October 1, 2015

The Indiana University School of Medicine will lead a four-year, $46.4 million federally-funded project to support 11,500 physicians, advance practice providers and clinical pharmacists in Indiana, Illinois and Michigan to facilitate the transformation of their practices in providing the triple aim of better health and better care at lower costs.

IUSM is one 29 organizations to receive funding as part of the $685 million Transforming Clinical Practices Initiative | Photo By IU School of Medicine

The Great Lakes Practice Transformation Network, led by Malaz A. Boustani, chief operating officer of the Center for Health Innovation and Implementation Science at the IU School of Medicine, is a coalition of 33 partners including the three states' health departments and eight universities, among others.

The Great Lakes network is one of just 29 organizations to receive funding as part of the $685 million Transforming Clinical Practices Initiative created to help drive changes in the practice of medicine by the Centers for Medicare and Medicaid in the U.S. Department of Health and Human Services.

"Our healthcare system is rapidly changing. In order to deliver improved value to our patients, we need to support our clinicians in their journey of improving patient care while driving down costs. The Great Lakes Practice Transformation Network will provide clinicians with personalized and locally sensitive tools needed to accomplish this," said Dr. Boustani, Richard M. Fairbanks Professor of Aging Research and professor of medicine at IU Center for Aging Research.

"Our network will deploy quality improvement advisors to support clinicians in their transformation journey. This journey will provide high value and personalized care for 10 million people in the three states and reduce inappropriate hospitalization, emergency department visits, and unnecessary testing. Such high valued care will produce $1 billion in cost savings for federal government spending on Medicare, Medicaid and the Children’s Health Insurance program," he said.

At the heart of the project, the network will train 52 quality improvement advisors to coach the 11,500 clinicians on patient-centered transformation of their practices, incorporating three key approaches:

  • Implementation science to develop tools, process and strategies for rapid implementation of evidence based medicine into the local real world.

  • Lean and Six Sigma process improvement tools.

  • Patient-centric, personalized population health management.The network will focus on implementing evidence-based practices and evidence-based management to improve care for high blood pressure, chronic obstructive pulmonary disease, congestive heart failure, depression and diabetes management amongst other clinical areas.

The operations of the network will be led by Nadia Adams, executive director of the Center for Health Innovation and Implementation Science at the IU School of Medicine. Adams will work with the board of directors to execute the overall strategies. Each state will have a localized operations team overseeing daily activities of the program, supported by a central consortium of faculty experts in such fields as preventive health, chronic disease management and pediatrics health services research. There will also be a stakeholders advisory board including patient and family representatives from each state.

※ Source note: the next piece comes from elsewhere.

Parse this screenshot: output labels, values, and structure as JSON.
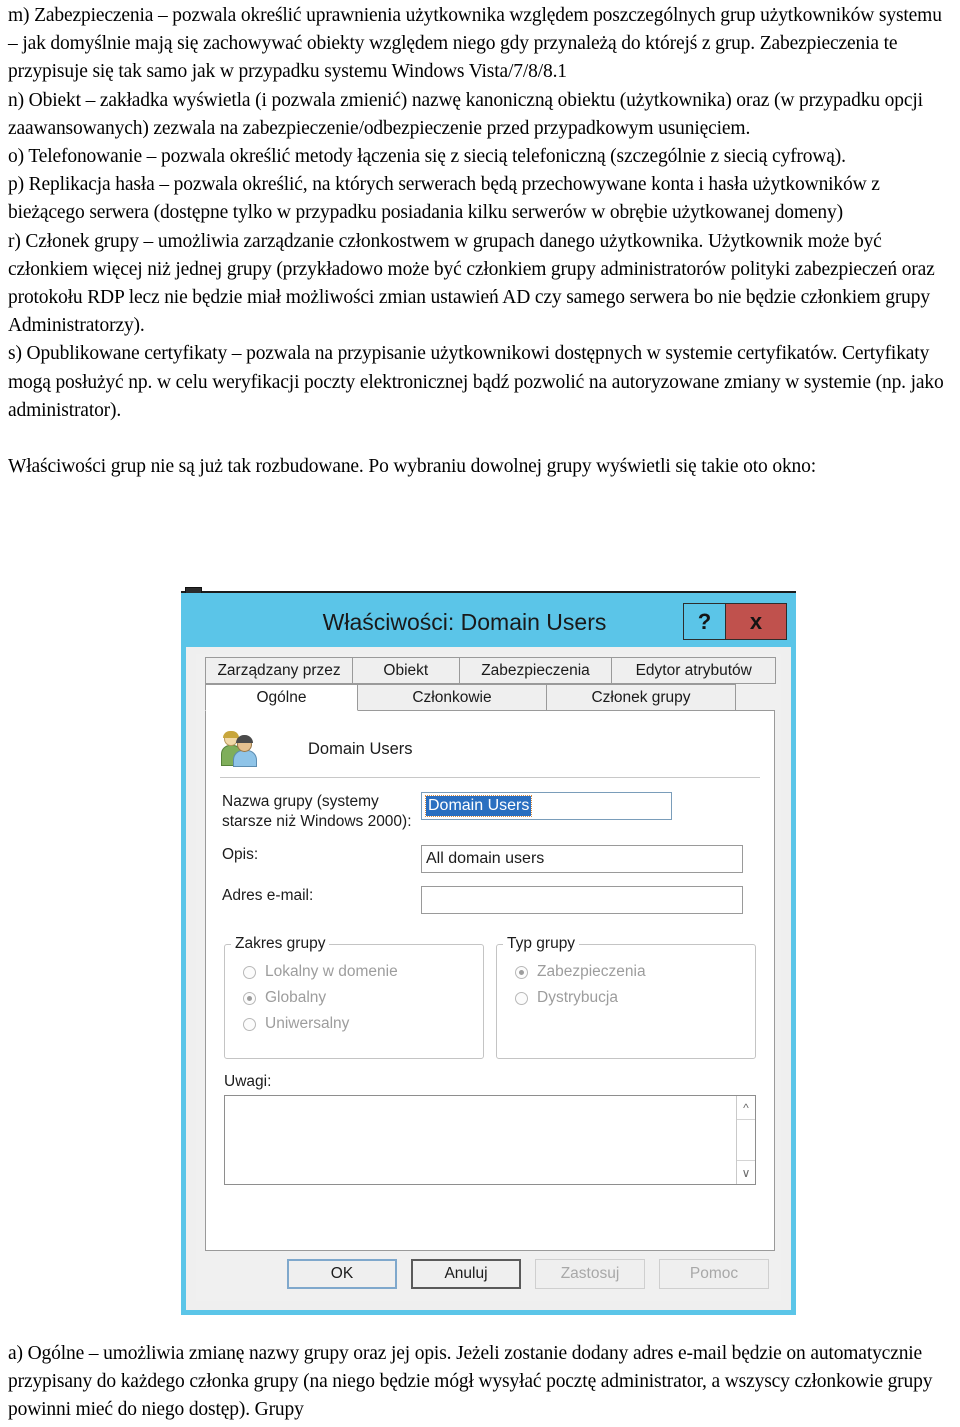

To learn more about the Transforming Clinical Practices Initiative and its supporting networks, visit the CMS.gov website.